Neues vom PostgreSQL Planet
Previously, we discussed the MAIN fork file and corresponding extension at Heap file and page in details. This blog will explain a little bit more about the Free Space Mapping file and corresponding extension.
Today we are going to walk through some of the preliminary data shaping steps in data science using SQL in Postgres. I have a long history of working in data science, including my Masters Degree (in Forestry) and Ph.D.
There have been a lot of articles about new features in the recent PostgreSQL 13 release, but one set of improvements which seems to have escaped much attention is in pg_rewind , which has gained some additional useful functionality deserving of closer examination.
To dig a bit deeper into zheap and PostgreSQL storage technology in general I decided to provide some more empirical information about space consumption. As stated in my previous blog post about zheap is more efficient in terms of storage consumption. The reasons are:
When inserting data into a table, you can specify that the value of a field is null. For example, for a table t (i int, j int, k int), we can execute insert into t values (8,1,6), or insert into t values (3, null, 7) to insert a record with a null value. This blog will explore some technical details of storing null values in PostgreSQL.
In contrast to physical (streaming) replication, write access on subscriber node is not disabled. This means that DML and DDL statements like INSERT, UPDATE, DELETE or ALTER can be executed on subscriber. As the replication is unidirectional, however, these changes won’t be replicated back to publisher. This behavior can lead to problems – the replication can stop with all its consequences or the data can become out of sync.
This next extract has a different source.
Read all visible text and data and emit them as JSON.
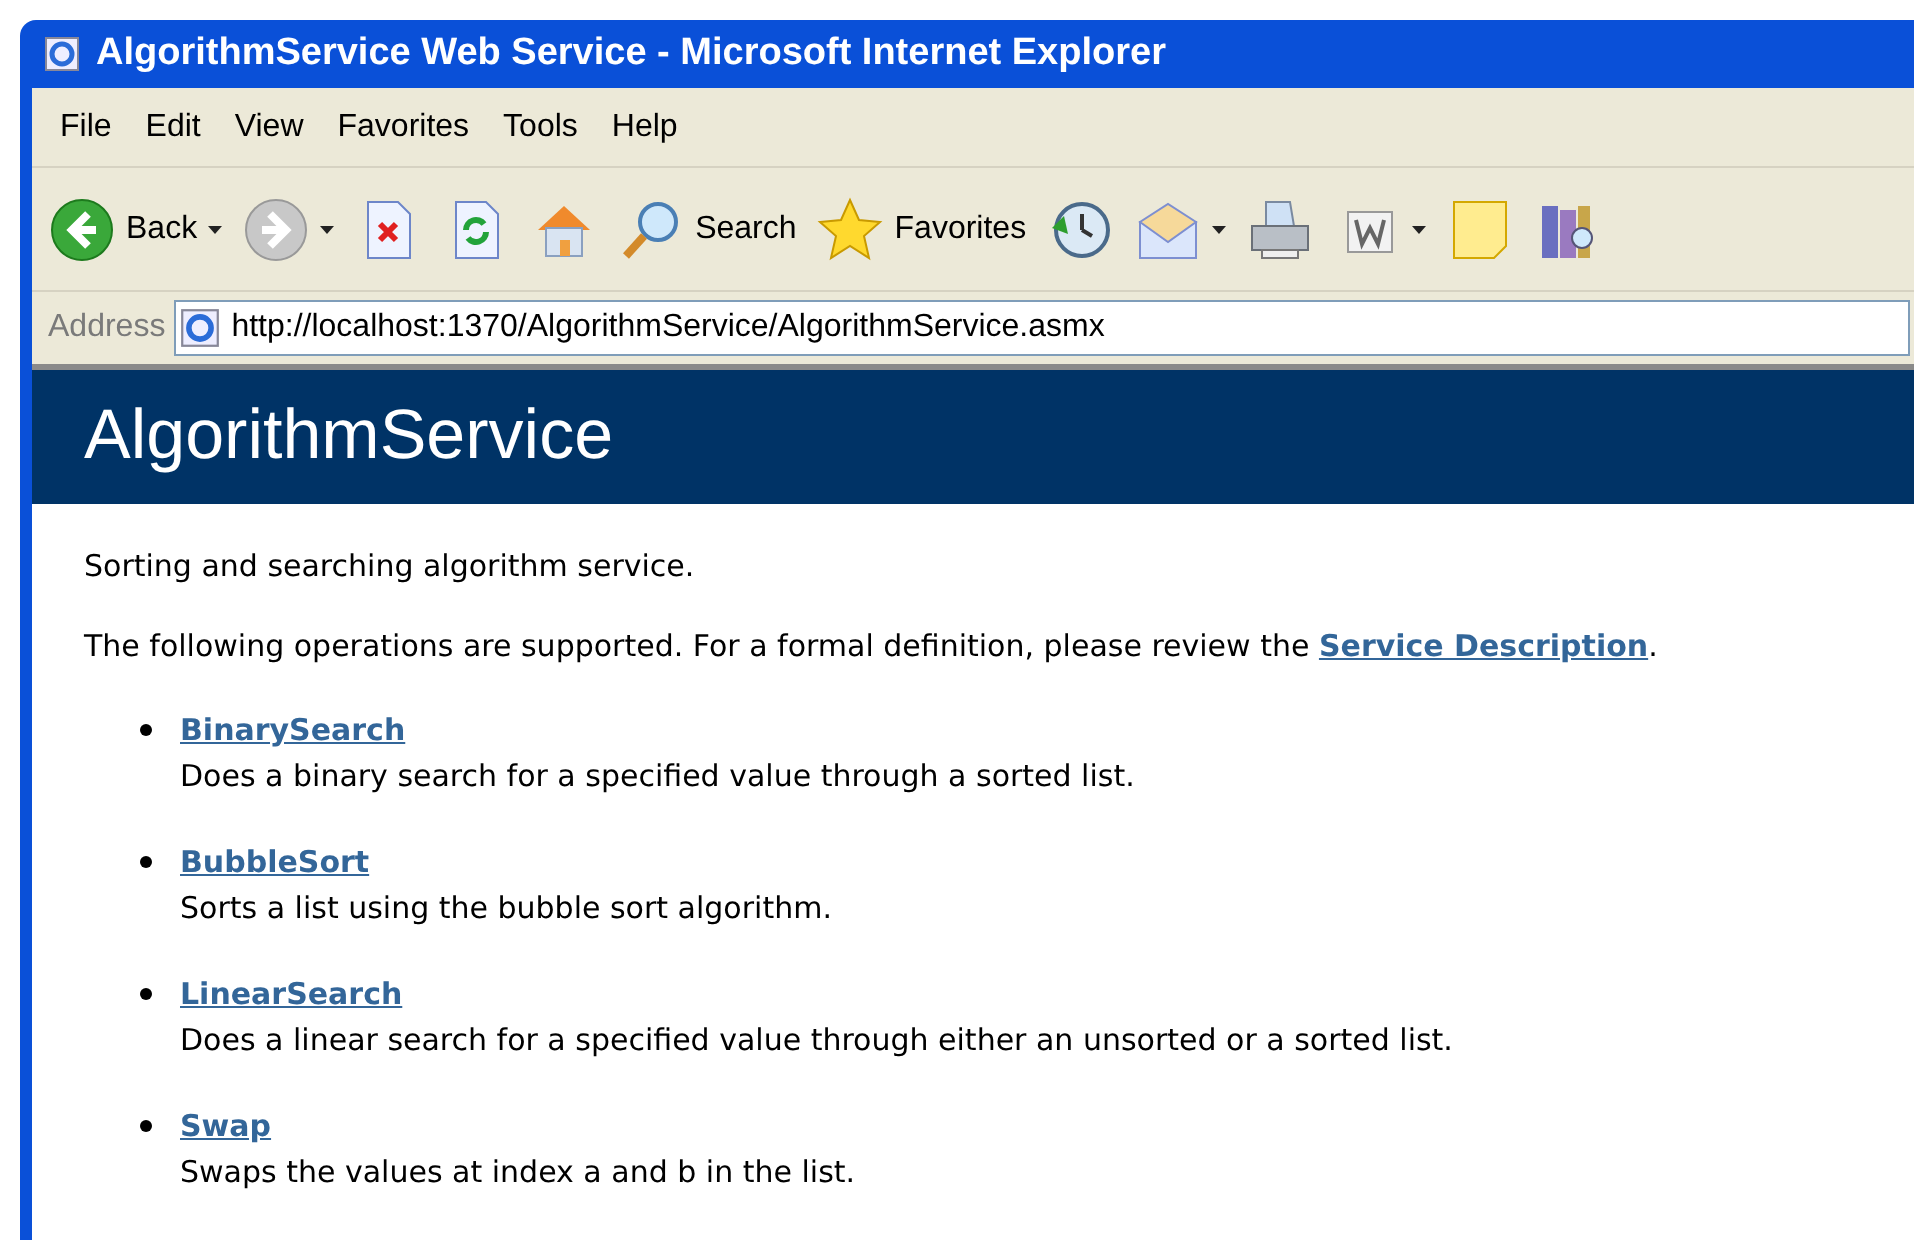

With Postgres 13 released recently, a new season of testing has begun! I recently wrote about the impact of BTree index deduplication, finding that improvement is a serious win. This post continues looking at Postgres 13 by examining performance through a few steps of an OpenStreetMap data (PostGIS) workflow.
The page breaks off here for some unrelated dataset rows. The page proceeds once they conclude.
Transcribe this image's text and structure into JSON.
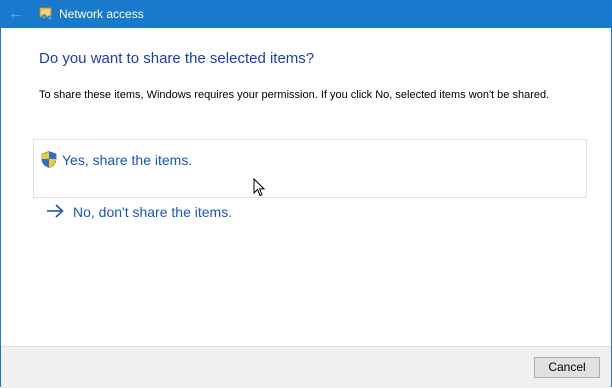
{
  "window": {
    "title": "Network access",
    "back_icon": "back-arrow-icon",
    "title_icon": "network-share-icon",
    "accent_color": "#1979ca"
  },
  "main": {
    "heading": "Do you want to share the selected items?",
    "description": "To share these items, Windows requires your permission. If you click No, selected items won't be shared.",
    "options": [
      {
        "label": "Yes, share the items.",
        "icon": "uac-shield-icon"
      },
      {
        "label": "No, don't share the items.",
        "icon": "arrow-right-icon"
      }
    ],
    "link_color": "#1a55b8"
  },
  "footer": {
    "cancel_label": "Cancel"
  }
}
Temporary tables have been around forever and are widely used by application developers. However, there is more to temporary tables than meets the eye. PostgreSQL allows you to configure the lifespan of a temporary table in a nice way and helps to avoid some common pitfalls.CREATE TEMPORARY TABLE …
By default, a temporary table will live as long as your database connection. It will be dropped as soon as you disconnect. In many cases this is the behavior people want:
Database applications are living, [(sometimes) fire-]breathing systems that behave in unexpected ways. As a purveyor of the pgCraft, it’s important to understand how to interrogate a Postgres instance and learn about the workload. This is critical for lots of reasons:
New shiny Postgres 13 has been released and now it’s the time for making some updates to “Postgres Observability” diagram.
New release includes many improvements related to monitoring, such as new stats views and new added fields to existing views. Let’s take a closer look at these.
Is your database growing at a rapid rate? Does your database system slow down all the time? And maybe you have trouble understanding why this happens? Maybe it is time to take a look at pg_squeeze and fix your database once and for all. pg_squeeze has been designed to shrink your database tables without downtime. No more need for VACUUM FULL – pg_squeeze has it all.
As your database keeps growing, there is a good chance you're going to have to address database bloat.
While Postgres 13 has launched with some exciting features with built-in methods to rebuild indexes concurrently, many people still end up having to use pg_repack to do an online rebuild of the tables to remove the bloat. Customers on AWS RDS struggle figuring out how to do this. Ready to learn how?
We've seen an example of how to set up PostgreSQL monitoring in Kubernetes.